Khmer New Year
In Phnom Penh, your best chance of seeing and joining in these games is at the Vietnamese Friendship park opposite Wat Botom, or coming across a bunch of teenagers playing in the streets in the evening. For a village experience, arrange a trip to Kandal province (just across the Mekong river) with a motodop or tuk tuk, and remember to take plenty of small notes for the ‘tolls’ and prepare to get wet (and while you’re in Kandal — check out the pagodas). There’s usually fireworks near the riverside and those who haven’t escaped the city will be making parties of their own, spilling out into the streets.

While Khmer New Year is fun, it can also be frustrating for visitors. Banks, embassies and many businesses will be closed, so if you need to get a visa or make onward travel plans, you’ll need to think ahead. Tourist attractions such as museums also shut down, and there’s less choice of restaurants and bars than usual. Those that are open will usually have less staff, so a little patience may be required. Transport providers also go home for the holidays — expect to be asked for a little extra on the fare when you do find a tuk tuk driver who’s willing to work.
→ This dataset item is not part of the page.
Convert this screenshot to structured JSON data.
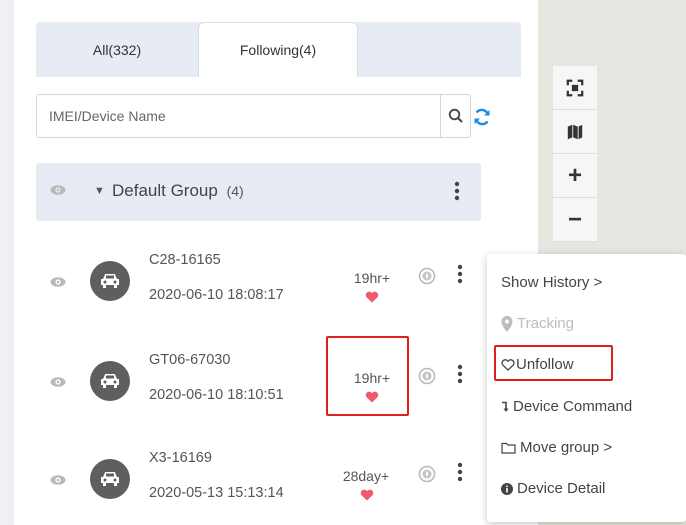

Finally, the run up to Khmer New Year has been dubbed ‘robbery season‘ as bag snatching and thefts increase. Take extra care and be vigilant, so you don’t start the New Year subsidising someone else’s party.

Susadai Chnam Thmei! (Happy New Year!)


You can refer Cambodia adventure tours from ACTIVETRAVEL CAMBODIA

ACTIVETRAVEL CAMBODIA (ATC) is member of ACTIVETRAVEL ASIA offers a wide selection of Cambodia adventure tours, including hiking and trekking, biking, motorcycling, overland touring and family travel packages. Our packages and custom itineraries will take you through exotic destinations to really experience the culture, history and nature of Cambodia. Outdoor enthusiasts will enjoy an unforgettable active vacation.

ACTIVETRAVEL ASIA (ATA)
Hotline: +84 902 24 3637
Tel: +84-43-633-9576
 
Website: http://www.activetravel.asia/
Address: Level 2, No 17/167, Tay Son Street, Dong Da district, Hanoi, Vietnam.